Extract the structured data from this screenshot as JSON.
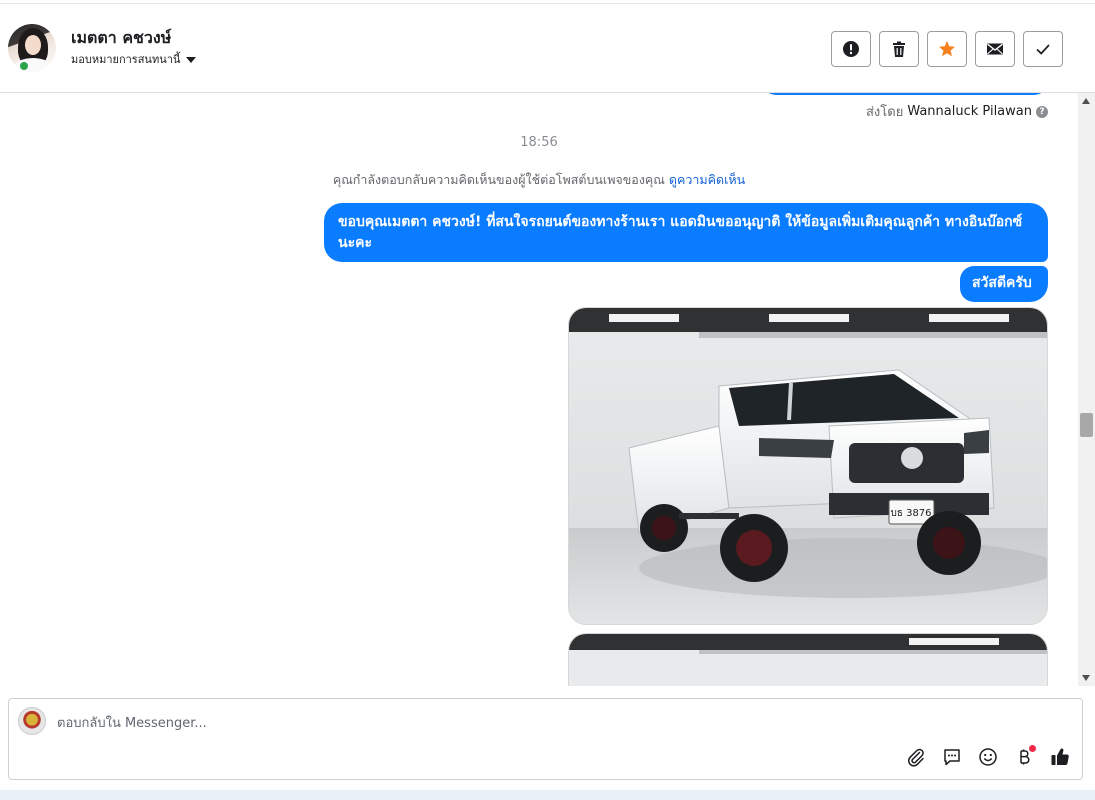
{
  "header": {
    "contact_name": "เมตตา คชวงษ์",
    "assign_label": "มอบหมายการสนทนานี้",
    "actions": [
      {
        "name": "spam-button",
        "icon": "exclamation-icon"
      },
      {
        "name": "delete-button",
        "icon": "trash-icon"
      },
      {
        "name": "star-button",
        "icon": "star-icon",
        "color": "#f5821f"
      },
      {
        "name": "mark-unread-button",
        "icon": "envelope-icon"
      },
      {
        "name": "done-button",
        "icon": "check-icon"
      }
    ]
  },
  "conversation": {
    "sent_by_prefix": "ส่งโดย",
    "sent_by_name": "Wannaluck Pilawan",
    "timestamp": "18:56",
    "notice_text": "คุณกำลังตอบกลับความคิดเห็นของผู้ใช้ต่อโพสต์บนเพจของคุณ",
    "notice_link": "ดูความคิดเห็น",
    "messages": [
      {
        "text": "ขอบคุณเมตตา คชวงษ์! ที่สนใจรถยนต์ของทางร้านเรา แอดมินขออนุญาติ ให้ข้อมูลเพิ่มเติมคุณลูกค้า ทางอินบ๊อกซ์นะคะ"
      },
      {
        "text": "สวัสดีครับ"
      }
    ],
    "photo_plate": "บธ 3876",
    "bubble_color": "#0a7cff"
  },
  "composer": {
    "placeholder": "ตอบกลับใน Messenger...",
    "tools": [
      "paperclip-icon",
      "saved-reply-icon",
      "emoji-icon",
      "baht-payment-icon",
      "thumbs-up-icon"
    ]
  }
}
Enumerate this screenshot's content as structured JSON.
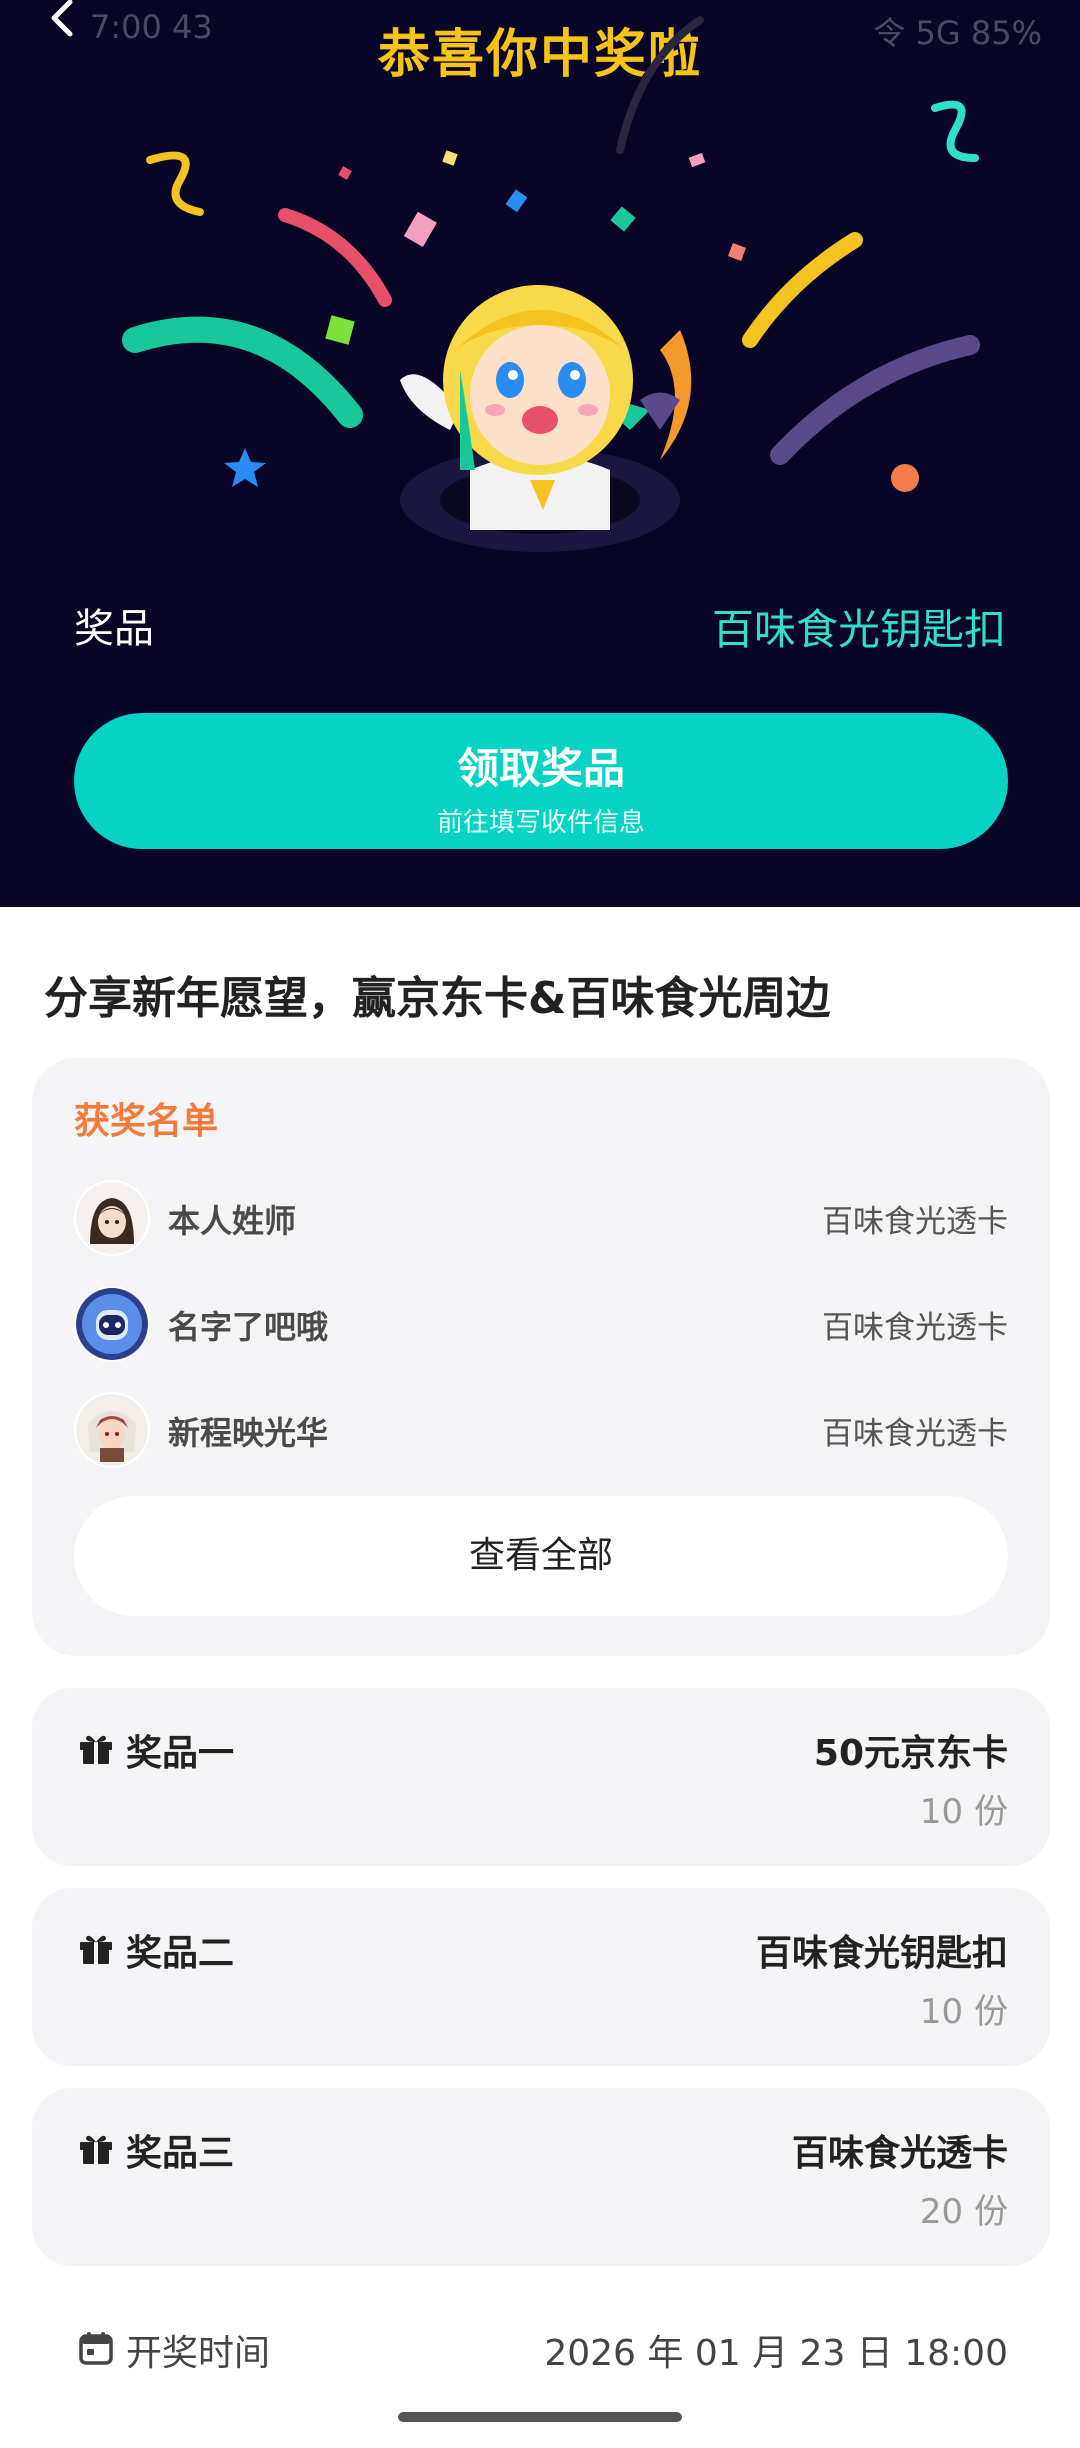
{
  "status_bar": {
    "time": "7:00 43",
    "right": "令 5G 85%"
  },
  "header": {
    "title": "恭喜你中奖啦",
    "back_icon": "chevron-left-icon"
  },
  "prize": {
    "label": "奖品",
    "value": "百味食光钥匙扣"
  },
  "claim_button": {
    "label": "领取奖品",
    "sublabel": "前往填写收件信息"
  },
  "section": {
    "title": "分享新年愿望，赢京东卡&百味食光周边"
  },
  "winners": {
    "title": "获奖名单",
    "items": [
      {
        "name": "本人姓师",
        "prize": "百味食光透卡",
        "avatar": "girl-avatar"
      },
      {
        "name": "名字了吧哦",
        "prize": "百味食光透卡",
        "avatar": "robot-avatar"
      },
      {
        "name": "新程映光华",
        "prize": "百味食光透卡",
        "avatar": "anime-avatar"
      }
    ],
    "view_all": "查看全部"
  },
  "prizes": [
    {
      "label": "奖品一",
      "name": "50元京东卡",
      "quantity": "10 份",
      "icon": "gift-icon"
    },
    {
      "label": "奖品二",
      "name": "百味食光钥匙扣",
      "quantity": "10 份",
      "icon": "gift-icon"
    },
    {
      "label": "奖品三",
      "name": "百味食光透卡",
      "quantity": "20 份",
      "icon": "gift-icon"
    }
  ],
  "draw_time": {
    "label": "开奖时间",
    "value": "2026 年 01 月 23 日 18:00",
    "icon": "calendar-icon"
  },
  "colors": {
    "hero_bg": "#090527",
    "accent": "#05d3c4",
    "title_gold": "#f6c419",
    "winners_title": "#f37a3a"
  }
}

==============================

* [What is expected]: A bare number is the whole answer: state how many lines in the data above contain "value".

* [Exercise result]: 2